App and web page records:
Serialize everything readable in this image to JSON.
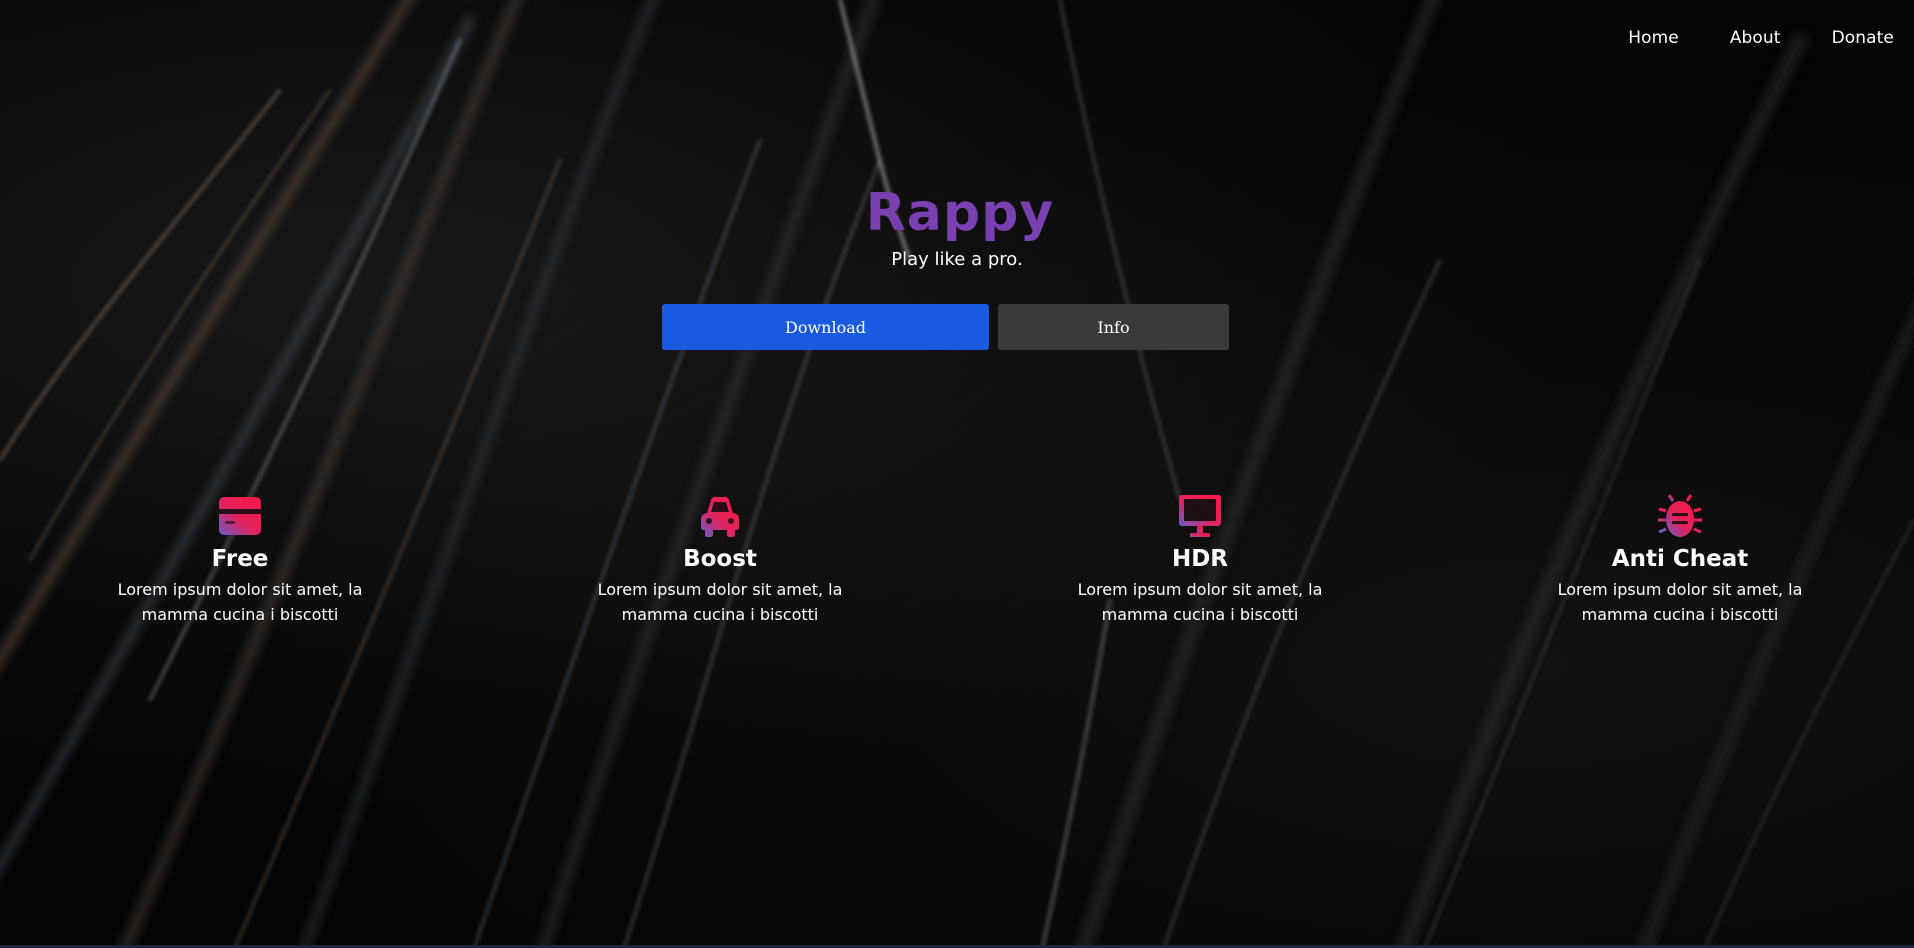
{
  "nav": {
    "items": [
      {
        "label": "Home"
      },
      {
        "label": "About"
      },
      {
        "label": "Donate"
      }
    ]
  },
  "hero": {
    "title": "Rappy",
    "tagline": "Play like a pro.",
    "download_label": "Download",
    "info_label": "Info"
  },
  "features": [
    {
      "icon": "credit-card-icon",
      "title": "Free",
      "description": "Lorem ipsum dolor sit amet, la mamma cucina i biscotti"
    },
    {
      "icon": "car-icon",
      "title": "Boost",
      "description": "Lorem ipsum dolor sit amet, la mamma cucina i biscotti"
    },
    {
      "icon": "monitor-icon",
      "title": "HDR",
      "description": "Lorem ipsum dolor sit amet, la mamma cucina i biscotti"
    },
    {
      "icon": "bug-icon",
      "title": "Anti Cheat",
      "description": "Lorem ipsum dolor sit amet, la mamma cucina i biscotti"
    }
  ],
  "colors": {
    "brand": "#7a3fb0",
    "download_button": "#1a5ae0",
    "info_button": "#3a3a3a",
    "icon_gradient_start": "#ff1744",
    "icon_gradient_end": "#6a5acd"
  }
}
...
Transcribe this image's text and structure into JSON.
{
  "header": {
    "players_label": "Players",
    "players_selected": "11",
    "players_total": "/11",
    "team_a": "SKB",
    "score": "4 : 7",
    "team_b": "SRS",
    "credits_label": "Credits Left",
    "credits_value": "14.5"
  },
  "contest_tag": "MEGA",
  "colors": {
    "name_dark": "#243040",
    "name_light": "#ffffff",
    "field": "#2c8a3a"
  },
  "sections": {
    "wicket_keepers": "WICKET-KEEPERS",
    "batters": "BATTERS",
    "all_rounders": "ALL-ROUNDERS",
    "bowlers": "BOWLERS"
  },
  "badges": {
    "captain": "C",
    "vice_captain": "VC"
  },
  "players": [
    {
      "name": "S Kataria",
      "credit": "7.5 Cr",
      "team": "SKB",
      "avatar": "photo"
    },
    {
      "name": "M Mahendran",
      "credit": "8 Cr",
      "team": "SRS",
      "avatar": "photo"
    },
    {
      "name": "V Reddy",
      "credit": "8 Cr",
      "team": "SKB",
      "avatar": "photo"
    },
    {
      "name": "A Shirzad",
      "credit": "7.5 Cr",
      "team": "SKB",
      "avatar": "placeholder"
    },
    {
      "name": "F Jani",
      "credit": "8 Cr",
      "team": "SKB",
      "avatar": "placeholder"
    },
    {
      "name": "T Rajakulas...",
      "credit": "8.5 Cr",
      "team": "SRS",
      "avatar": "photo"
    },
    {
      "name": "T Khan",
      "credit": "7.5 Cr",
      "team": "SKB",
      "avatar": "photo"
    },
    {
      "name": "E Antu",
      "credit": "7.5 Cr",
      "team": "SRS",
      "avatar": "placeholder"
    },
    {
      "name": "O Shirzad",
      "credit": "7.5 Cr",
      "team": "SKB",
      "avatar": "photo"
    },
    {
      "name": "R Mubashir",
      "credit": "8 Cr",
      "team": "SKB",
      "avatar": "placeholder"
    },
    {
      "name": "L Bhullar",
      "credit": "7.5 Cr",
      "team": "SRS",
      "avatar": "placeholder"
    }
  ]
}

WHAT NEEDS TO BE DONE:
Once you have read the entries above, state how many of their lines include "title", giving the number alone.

ANSWER SECTION:
5